** Problem to solve **
Could you please repeat the entries below word for word, with the images left out?

** Exercise materials **
****************************************
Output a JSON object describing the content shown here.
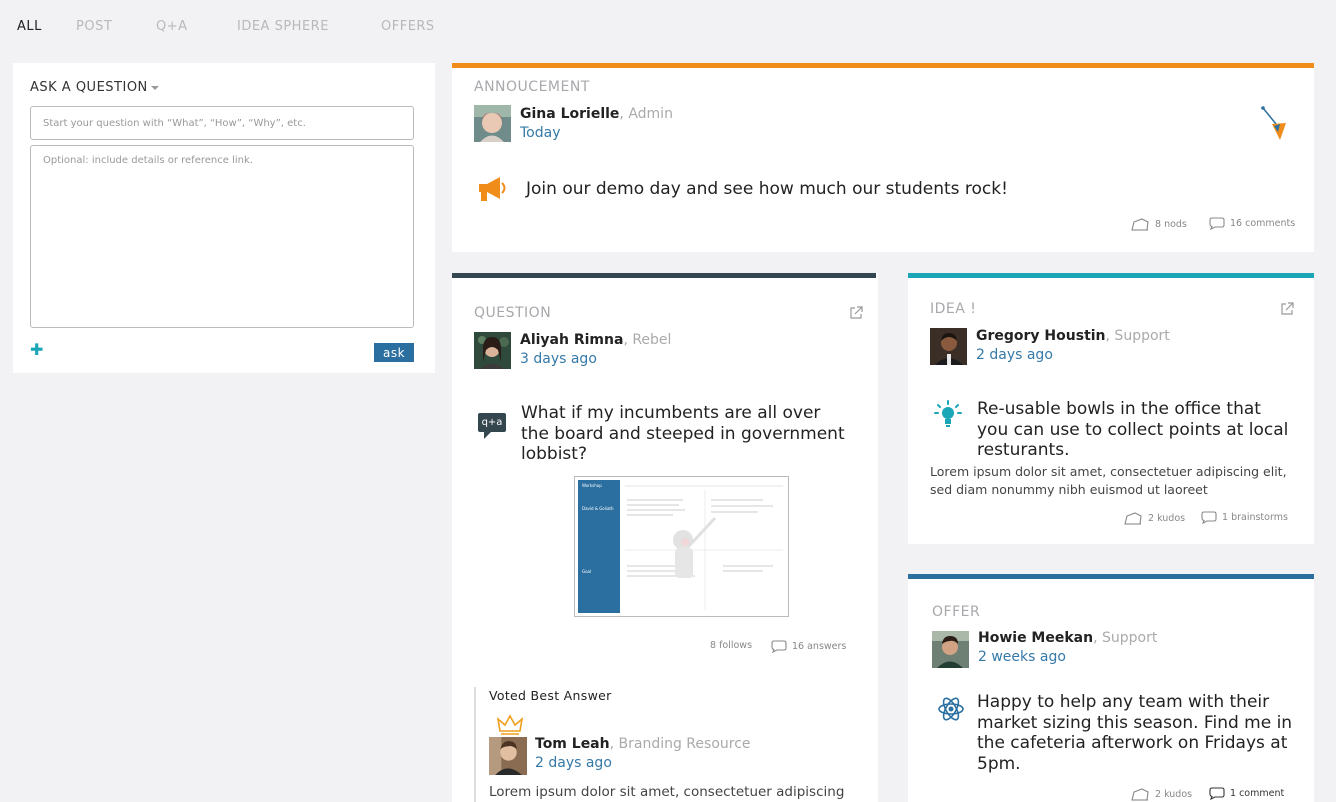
{
  "tabs": [
    {
      "label": "ALL",
      "active": true
    },
    {
      "label": "POST",
      "active": false
    },
    {
      "label": "Q+A",
      "active": false
    },
    {
      "label": "IDEA SPHERE",
      "active": false
    },
    {
      "label": "OFFERS",
      "active": false
    }
  ],
  "ask": {
    "title": "ASK A QUESTION",
    "question_placeholder": "Start your question with “What”, “How”, “Why”, etc.",
    "details_placeholder": "Optional: include details or reference link.",
    "add_label": "✚",
    "ask_label": "ask"
  },
  "announcement": {
    "type_label": "ANNOUCEMENT",
    "accent": "#ef8c1a",
    "author": "Gina Lorielle",
    "role": ", Admin",
    "time": "Today",
    "text": "Join our demo day and see how much our students rock!",
    "nods": "8 nods",
    "comments": "16 comments"
  },
  "question": {
    "type_label": "QUESTION",
    "accent": "#34464e",
    "author": "Aliyah Rimna",
    "role": ", Rebel",
    "time": "3 days ago",
    "qa_icon_text": "q+a",
    "text": "What if my incumbents are all over the board and steeped in government lobbist?",
    "attachment": {
      "sidebar_heading": "Workshop",
      "sidebar_title": "David & Goliath",
      "sidebar_goal": "Goal"
    },
    "follows": "8 follows",
    "answers": "16 answers",
    "best_answer": {
      "heading": "Voted Best Answer",
      "author": "Tom Leah",
      "role": ", Branding Resource",
      "time": "2 days ago",
      "text": "Lorem ipsum dolor sit amet, consectetuer adipiscing"
    }
  },
  "idea": {
    "type_label": "IDEA !",
    "accent": "#1aa6b7",
    "author": "Gregory Houstin",
    "role": ", Support",
    "time": "2 days ago",
    "text": "Re-usable bowls in the office that you can use to collect points at local resturants.",
    "detail": "Lorem ipsum dolor sit amet, consectetuer adipiscing elit, sed diam nonummy nibh euismod ut laoreet",
    "kudos": "2 kudos",
    "brainstorms": "1 brainstorms"
  },
  "offer": {
    "type_label": "OFFER",
    "accent": "#2a6fa0",
    "author": "Howie Meekan",
    "role": ", Support",
    "time": "2 weeks ago",
    "text": "Happy to help any team with their market sizing this season. Find me in the cafeteria afterwork on Fridays at 5pm.",
    "kudos": "2 kudos",
    "comments": "1 comment"
  }
}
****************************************
** Solution for this problem **
Output a JSON object describing the content shown here.
{
  "tabs": [
    {
      "label": "ALL",
      "active": true
    },
    {
      "label": "POST",
      "active": false
    },
    {
      "label": "Q+A",
      "active": false
    },
    {
      "label": "IDEA SPHERE",
      "active": false
    },
    {
      "label": "OFFERS",
      "active": false
    }
  ],
  "ask": {
    "title": "ASK A QUESTION",
    "question_placeholder": "Start your question with “What”, “How”, “Why”, etc.",
    "details_placeholder": "Optional: include details or reference link.",
    "add_label": "✚",
    "ask_label": "ask"
  },
  "announcement": {
    "type_label": "ANNOUCEMENT",
    "accent": "#ef8c1a",
    "author": "Gina Lorielle",
    "role": ", Admin",
    "time": "Today",
    "text": "Join our demo day and see how much our students rock!",
    "nods": "8 nods",
    "comments": "16 comments"
  },
  "question": {
    "type_label": "QUESTION",
    "accent": "#34464e",
    "author": "Aliyah Rimna",
    "role": ", Rebel",
    "time": "3 days ago",
    "qa_icon_text": "q+a",
    "text": "What if my incumbents are all over the board and steeped in government lobbist?",
    "attachment": {
      "sidebar_heading": "Workshop",
      "sidebar_title": "David & Goliath",
      "sidebar_goal": "Goal"
    },
    "follows": "8 follows",
    "answers": "16 answers",
    "best_answer": {
      "heading": "Voted Best Answer",
      "author": "Tom Leah",
      "role": ", Branding Resource",
      "time": "2 days ago",
      "text": "Lorem ipsum dolor sit amet, consectetuer adipiscing"
    }
  },
  "idea": {
    "type_label": "IDEA !",
    "accent": "#1aa6b7",
    "author": "Gregory Houstin",
    "role": ", Support",
    "time": "2 days ago",
    "text": "Re-usable bowls in the office that you can use to collect points at local resturants.",
    "detail": "Lorem ipsum dolor sit amet, consectetuer adipiscing elit, sed diam nonummy nibh euismod ut laoreet",
    "kudos": "2 kudos",
    "brainstorms": "1 brainstorms"
  },
  "offer": {
    "type_label": "OFFER",
    "accent": "#2a6fa0",
    "author": "Howie Meekan",
    "role": ", Support",
    "time": "2 weeks ago",
    "text": "Happy to help any team with their market sizing this season. Find me in the cafeteria afterwork on Fridays at 5pm.",
    "kudos": "2 kudos",
    "comments": "1 comment"
  }
}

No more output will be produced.